William asked me the other day about my age preference when it comes to children. “What is your favorite age, mama?” I didn’t really feel qualified to answer the question, since my children are all still pretty young, and I haven’t seen the full spectrum yet. I told him though, that I could tell him what the most challenging age is, as far as my experience goes; from the time children start walking well, until about 3 ½ years, at which point they seem to gain some independence and most important, sense.
1 ½-3 ½ years is a great age because you really get to watch a little person form, but because the child has the physical ability to do many things, unmatched by little mental ability to control or understand all the exciting things around him/her, adult supervision is required at all times. It is therefore challenging mainly in the physical sense, as in they are extremely active, all the time,
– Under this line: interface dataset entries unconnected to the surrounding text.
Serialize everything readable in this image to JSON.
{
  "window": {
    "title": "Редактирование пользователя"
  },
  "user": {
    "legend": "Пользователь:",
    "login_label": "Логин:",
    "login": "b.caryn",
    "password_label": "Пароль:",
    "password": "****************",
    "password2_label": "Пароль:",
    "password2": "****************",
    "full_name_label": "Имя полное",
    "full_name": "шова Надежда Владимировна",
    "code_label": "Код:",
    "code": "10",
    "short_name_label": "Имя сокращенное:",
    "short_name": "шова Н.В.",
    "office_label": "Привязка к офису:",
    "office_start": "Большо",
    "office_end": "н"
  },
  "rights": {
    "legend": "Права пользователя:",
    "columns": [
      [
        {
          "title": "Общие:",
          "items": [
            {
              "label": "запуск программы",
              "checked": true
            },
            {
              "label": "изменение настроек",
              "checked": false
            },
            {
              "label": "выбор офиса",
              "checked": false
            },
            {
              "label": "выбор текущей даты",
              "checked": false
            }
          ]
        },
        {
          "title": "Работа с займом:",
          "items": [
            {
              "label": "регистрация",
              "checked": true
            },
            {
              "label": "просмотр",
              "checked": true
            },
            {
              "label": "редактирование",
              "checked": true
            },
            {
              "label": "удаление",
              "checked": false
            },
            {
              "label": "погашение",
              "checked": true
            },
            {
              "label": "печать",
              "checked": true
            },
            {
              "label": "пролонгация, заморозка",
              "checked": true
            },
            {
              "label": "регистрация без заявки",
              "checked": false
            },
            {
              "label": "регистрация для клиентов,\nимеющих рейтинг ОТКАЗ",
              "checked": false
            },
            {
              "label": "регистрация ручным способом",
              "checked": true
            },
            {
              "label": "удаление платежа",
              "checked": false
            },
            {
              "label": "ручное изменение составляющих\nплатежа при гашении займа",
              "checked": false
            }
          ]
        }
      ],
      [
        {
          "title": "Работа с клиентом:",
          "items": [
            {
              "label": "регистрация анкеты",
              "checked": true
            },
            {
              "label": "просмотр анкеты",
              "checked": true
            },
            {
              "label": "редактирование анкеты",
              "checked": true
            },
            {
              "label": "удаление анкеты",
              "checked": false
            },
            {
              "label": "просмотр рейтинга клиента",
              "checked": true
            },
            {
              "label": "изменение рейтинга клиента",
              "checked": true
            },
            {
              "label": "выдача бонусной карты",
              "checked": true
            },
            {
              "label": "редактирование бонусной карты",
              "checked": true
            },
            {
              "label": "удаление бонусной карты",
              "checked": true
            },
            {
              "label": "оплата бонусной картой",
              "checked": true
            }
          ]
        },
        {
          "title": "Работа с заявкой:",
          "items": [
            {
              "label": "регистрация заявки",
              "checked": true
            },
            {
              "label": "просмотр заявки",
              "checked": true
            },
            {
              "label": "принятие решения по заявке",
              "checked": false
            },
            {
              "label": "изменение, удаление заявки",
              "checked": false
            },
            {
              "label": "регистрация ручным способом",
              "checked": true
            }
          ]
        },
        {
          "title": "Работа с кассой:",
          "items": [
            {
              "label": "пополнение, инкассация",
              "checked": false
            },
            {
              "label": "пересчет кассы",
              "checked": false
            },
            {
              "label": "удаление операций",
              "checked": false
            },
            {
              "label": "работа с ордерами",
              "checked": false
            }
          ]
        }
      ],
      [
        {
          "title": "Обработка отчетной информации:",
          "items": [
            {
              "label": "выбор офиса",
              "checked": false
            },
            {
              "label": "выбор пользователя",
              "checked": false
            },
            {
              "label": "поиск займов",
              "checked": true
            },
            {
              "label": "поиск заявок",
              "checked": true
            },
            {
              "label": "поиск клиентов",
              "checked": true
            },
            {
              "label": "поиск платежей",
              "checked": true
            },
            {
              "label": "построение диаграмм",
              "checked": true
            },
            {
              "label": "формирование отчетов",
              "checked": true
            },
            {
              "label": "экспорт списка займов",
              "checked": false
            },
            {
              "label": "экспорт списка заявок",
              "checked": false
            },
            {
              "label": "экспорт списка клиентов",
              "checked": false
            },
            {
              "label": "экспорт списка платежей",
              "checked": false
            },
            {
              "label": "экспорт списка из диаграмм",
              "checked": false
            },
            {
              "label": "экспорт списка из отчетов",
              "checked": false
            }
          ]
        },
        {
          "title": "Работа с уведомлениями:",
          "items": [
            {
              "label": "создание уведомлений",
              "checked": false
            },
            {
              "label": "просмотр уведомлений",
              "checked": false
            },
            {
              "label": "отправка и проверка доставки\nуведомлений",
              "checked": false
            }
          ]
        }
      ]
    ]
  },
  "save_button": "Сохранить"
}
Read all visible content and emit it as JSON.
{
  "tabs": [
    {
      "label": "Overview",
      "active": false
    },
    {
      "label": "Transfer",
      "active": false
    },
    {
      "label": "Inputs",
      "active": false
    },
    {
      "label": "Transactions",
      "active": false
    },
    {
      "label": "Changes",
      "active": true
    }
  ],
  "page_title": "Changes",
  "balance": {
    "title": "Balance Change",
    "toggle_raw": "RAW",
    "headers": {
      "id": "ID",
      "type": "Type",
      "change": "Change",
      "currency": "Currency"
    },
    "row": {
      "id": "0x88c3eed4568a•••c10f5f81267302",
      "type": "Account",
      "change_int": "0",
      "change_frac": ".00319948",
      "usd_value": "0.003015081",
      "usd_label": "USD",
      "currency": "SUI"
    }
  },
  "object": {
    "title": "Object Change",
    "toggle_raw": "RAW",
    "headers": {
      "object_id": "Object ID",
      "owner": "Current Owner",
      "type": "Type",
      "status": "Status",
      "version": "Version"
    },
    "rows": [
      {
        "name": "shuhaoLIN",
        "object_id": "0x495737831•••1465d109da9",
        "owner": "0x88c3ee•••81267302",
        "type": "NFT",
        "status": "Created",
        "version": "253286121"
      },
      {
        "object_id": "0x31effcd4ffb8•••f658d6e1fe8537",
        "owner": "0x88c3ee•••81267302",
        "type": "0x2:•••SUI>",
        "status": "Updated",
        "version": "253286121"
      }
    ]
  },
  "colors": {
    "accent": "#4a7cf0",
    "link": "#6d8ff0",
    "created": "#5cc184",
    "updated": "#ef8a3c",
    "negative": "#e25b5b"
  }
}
getting into things they shouldn’t exploring everything - you always have to be there, watching them, and every time you look away for a moment, they get into something or do something that takes a lot of time and effort to handle.
Take this morning for example.
Abraham is currently at the stage where he 1/ is able to take his clothes and diaper off (but can’t put them back on), 2/enjoys being naked, a lot, but 3/ is not yet potty-trained. This means that while we’re in the house, I constantly have to watch him to make sure he doesn’t take his diaper off, and
if when he does, monitor him for signs of needing to go. It also means that if I look away at the wrong moment, I end up having to change the boys’ sheets or wipe pee off the floor in the playroom.
This morning, I left the living room to get some more tea in the kitchen. Abraham was playing naked, very nicely, on his slide. The older boys were around but not exactly paying attention to him, because he was having so much fun playing by himself. (Two-year olds can be deceptive like that too - they -act- like it would do no harm to leave them alone for a moment.) When I came back, tea in hand, Abraham held up his poop-covered hands to me, his body smeared, with a happy smile, gesturing to what used to be two turds on the carpet, but now looked like two turds that someone had stepped in and then tried to wipe off all over the carpet, and said “Aimie-ham went POOP! Mama!!” with a proud voice.
Sigh. I’m going to need more tea.